Instructions to follow. Below are entries. Pull out all lines containing "knop".

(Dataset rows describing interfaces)
═══
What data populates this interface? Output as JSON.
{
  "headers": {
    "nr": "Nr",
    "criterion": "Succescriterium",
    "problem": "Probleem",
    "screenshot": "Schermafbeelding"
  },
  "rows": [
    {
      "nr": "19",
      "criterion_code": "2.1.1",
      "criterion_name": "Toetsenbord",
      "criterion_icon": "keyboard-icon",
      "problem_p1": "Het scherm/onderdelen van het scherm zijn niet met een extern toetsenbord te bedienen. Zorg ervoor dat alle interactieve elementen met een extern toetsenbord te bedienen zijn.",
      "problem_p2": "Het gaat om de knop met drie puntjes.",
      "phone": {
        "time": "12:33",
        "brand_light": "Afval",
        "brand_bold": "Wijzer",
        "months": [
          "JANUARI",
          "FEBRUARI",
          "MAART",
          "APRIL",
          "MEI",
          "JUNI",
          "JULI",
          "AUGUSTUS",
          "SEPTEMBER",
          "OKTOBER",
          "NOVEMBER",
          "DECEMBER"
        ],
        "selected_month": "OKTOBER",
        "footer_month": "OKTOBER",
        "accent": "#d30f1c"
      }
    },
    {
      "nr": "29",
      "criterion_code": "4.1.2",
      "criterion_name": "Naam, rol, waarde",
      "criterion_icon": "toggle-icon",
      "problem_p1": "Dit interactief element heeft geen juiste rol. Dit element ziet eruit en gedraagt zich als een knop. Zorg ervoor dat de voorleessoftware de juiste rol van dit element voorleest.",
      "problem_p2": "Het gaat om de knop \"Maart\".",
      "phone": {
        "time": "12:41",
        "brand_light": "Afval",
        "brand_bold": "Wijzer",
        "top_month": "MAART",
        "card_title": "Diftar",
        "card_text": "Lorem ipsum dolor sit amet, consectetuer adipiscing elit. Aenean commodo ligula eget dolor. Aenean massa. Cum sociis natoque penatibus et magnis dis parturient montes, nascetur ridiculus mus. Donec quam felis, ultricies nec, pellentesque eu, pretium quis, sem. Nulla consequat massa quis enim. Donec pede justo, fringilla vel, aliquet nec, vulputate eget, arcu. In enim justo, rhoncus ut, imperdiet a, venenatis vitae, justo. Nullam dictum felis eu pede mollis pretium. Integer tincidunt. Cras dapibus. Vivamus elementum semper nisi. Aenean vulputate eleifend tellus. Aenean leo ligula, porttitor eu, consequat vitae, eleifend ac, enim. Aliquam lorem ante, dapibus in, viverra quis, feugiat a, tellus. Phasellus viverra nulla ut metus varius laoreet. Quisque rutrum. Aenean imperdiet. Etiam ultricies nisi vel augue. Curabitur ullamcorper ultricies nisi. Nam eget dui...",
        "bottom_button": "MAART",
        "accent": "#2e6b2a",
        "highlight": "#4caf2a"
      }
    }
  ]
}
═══
Expected output.
      "problem_p2": "Het gaat om de knop met drie puntjes.",
      "problem_p1": "Dit interactief element heeft geen juiste rol. Dit element ziet eruit en gedraagt zich als een knop. Zorg ervoor dat de voorleessoftware de juiste rol van dit element voorleest.",
      "problem_p2": "Het gaat om de knop \"Maart\".",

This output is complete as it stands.